    Pimmada Kesrak

    2012-01-01

    Full Text Available Objectives. To evaluate the surface hardness of two light-cured resin cements polymerized under different ceramic discs. Methods. 40 experimental groups of 2 light-cured resin cement specimens (Variolink Veneer and NX3 were prepared and polymerized under 5 different ceramic discs (IPS e.max Press HT, LT, MO, HO, and Cercon of 4 thicknesses (0.5, 1.0, 1.5, and 2.0 mm, Those directly activated of both resin cements were used as control. After light activation and 37∘C storage in an incubator, Knoop hardness measurements were obtained at the bottom. The data were analyzed with three-way ANOVA, t-test, and one-way ANOVA. Results. The KHN of NX3 was of significantly higher than that of Variolink Veneer (<0.05. The KHN of resin cement polymerized under different ceramic types and thicknesses was significant difference (<0.05. Conclusion. Resin cements polymerized under different ceramic materials and thicknesses showed statistically significant differences in KHN.
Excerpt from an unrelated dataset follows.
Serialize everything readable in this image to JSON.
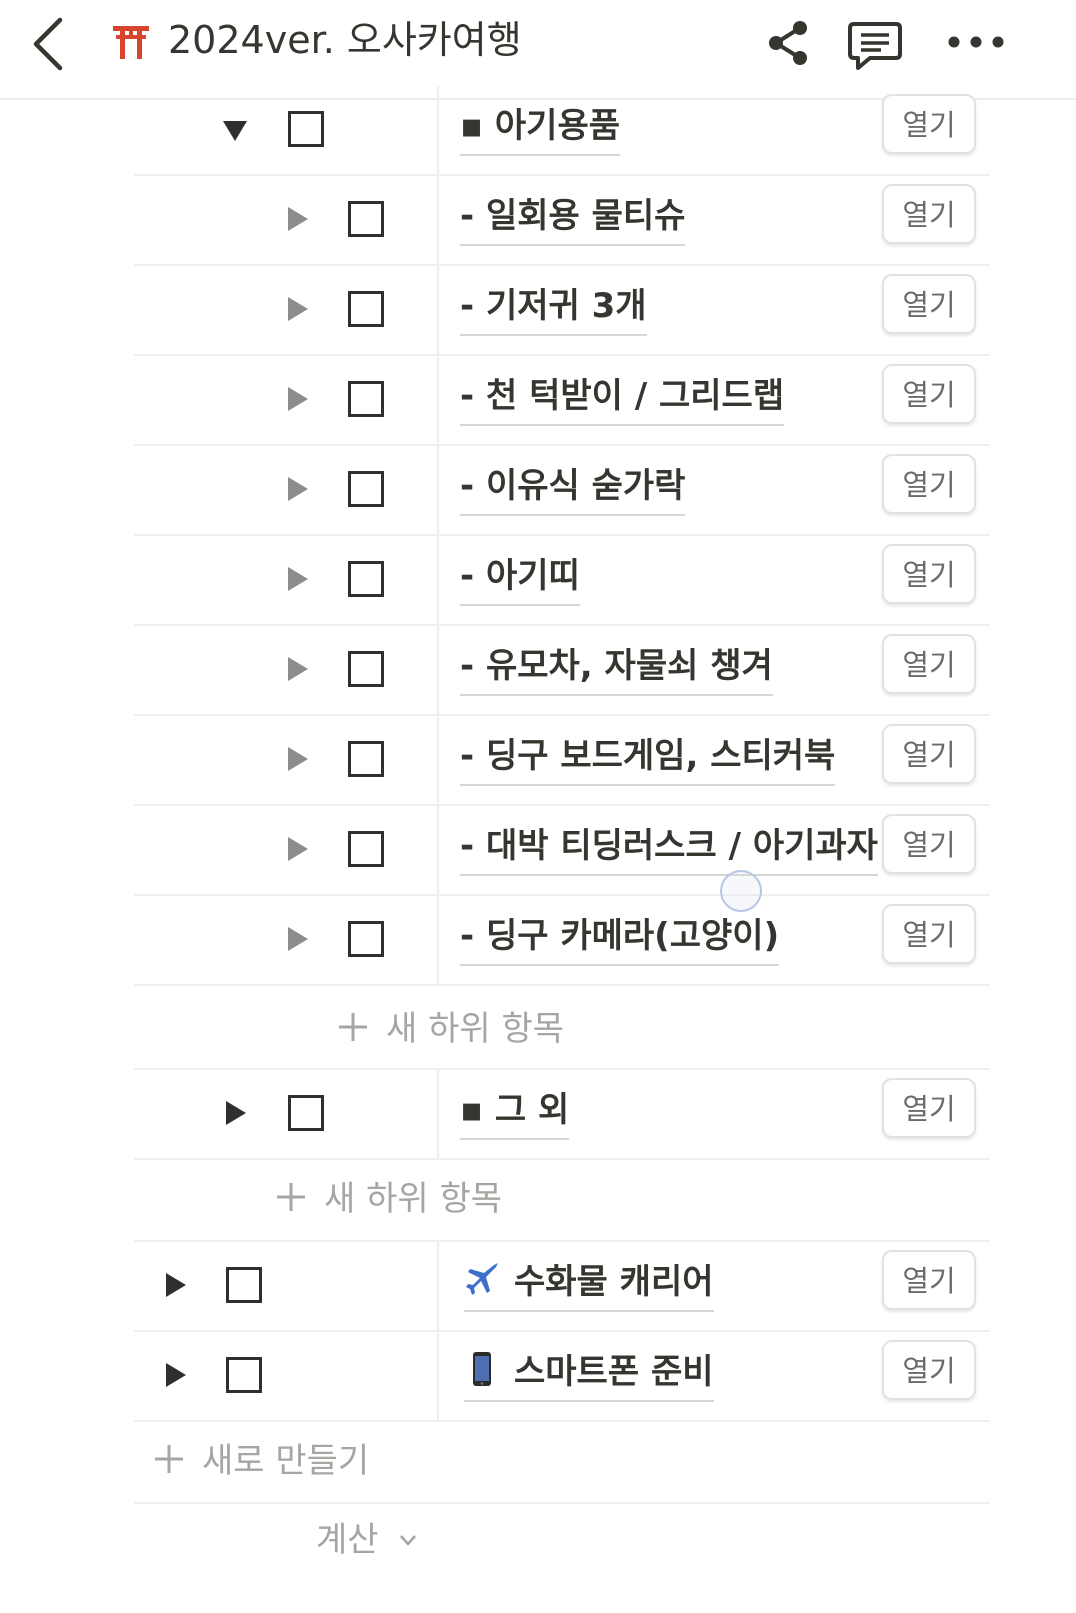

  19. Application of fuzzy logic in the control of polymerization reactors

    NARCIS (Netherlands)

    Roffel, B.; Chin, P.A.

    1993-01-01
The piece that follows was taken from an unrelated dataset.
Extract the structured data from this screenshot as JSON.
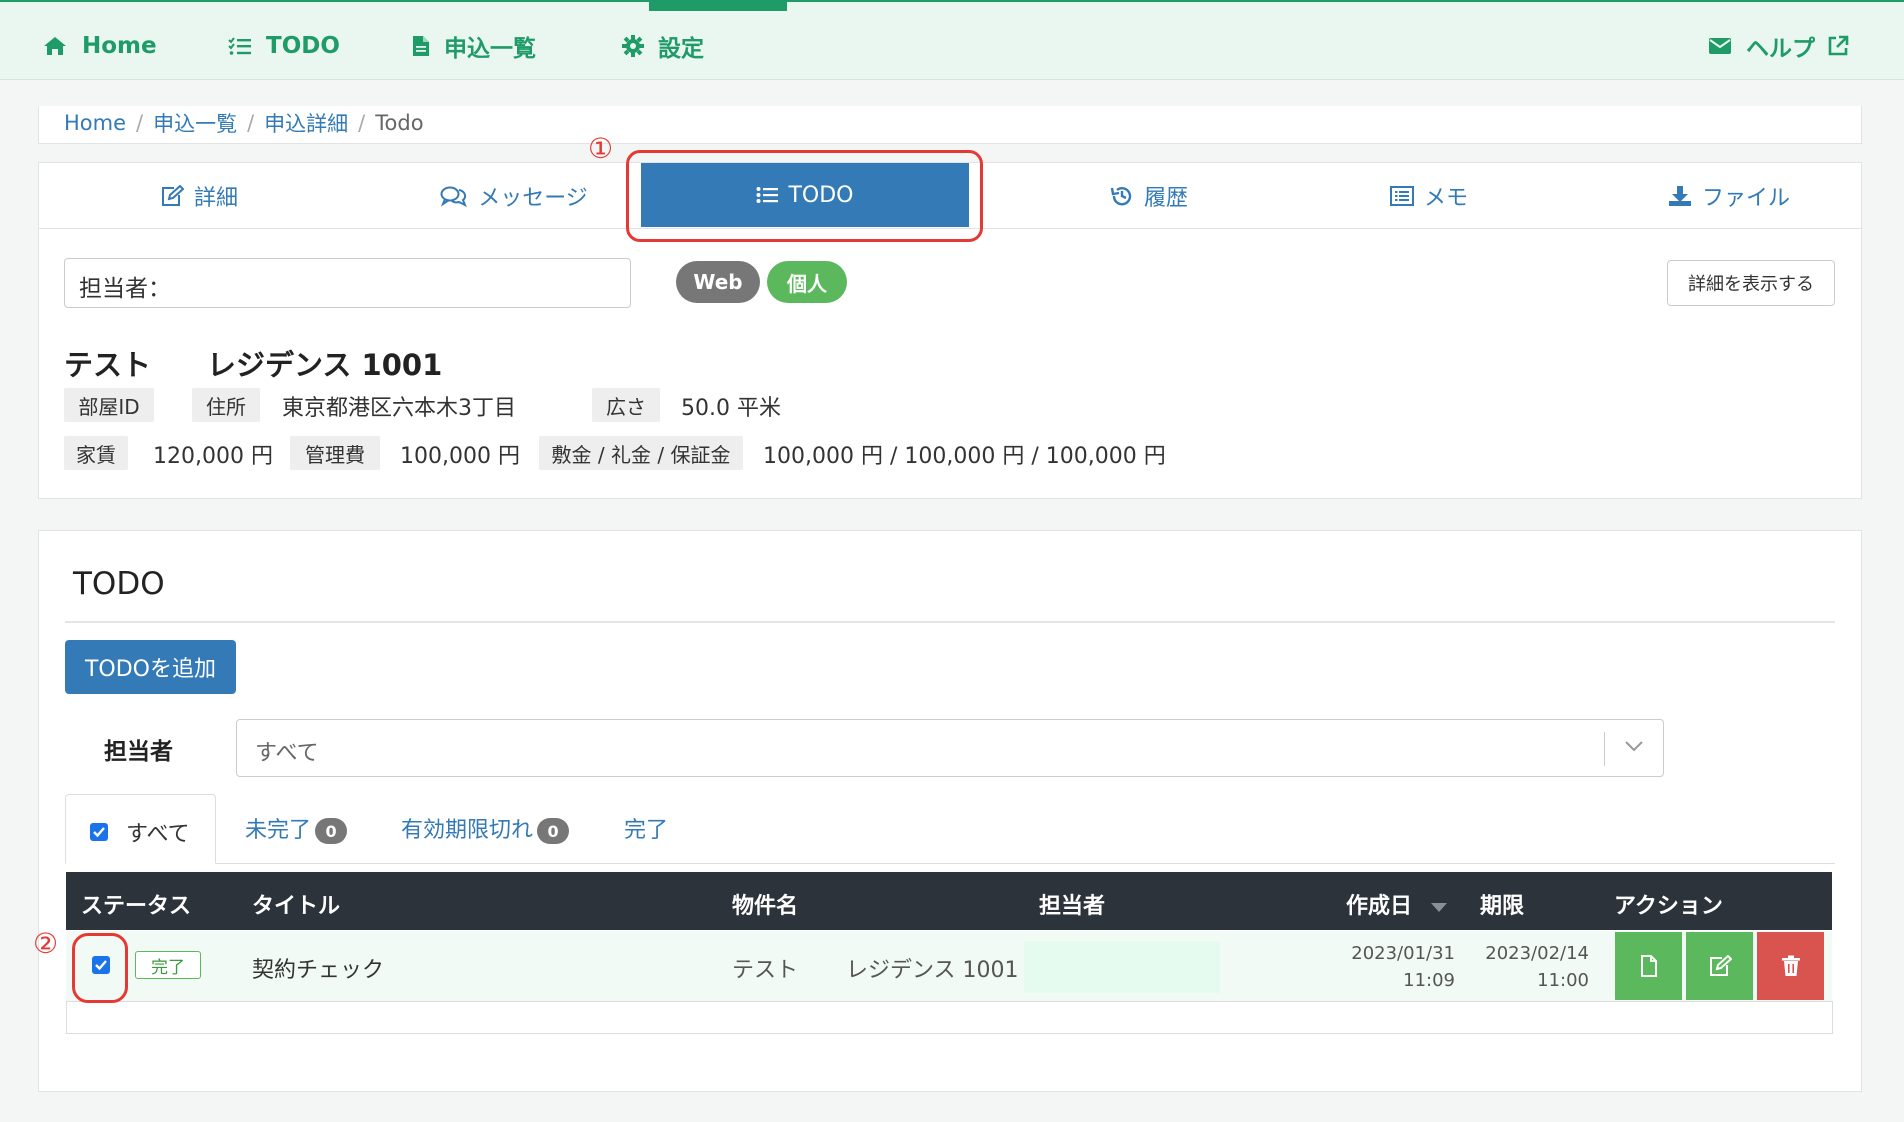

    Polymer reactors are ideal candidates for the application of fuzzy control. Many polymerization reactions are difficult to model, process measurements are often only available from laboratory analysis at infrequent time intervals and trace impurities can have a marked effect on the reaction. All

  20. Direct Writing of Photonic Structures by Two-Photon Polymerization

    Directory of Open Access Journals (Sweden)

    Li Yan

    2013-11-01

    Full Text Available Single-mode dielectric-loaded surface plasmon-polariton nanowaveguides with strong mode confinement at excitation wavelength of 830 nm and high-Q polymer whispering gallery mode microcavities with surface roughness less than 12 nm have been directly written by two-photon polymerization, which pave the way to fabricate 3D plasmonic photonic structures by direct laser writing.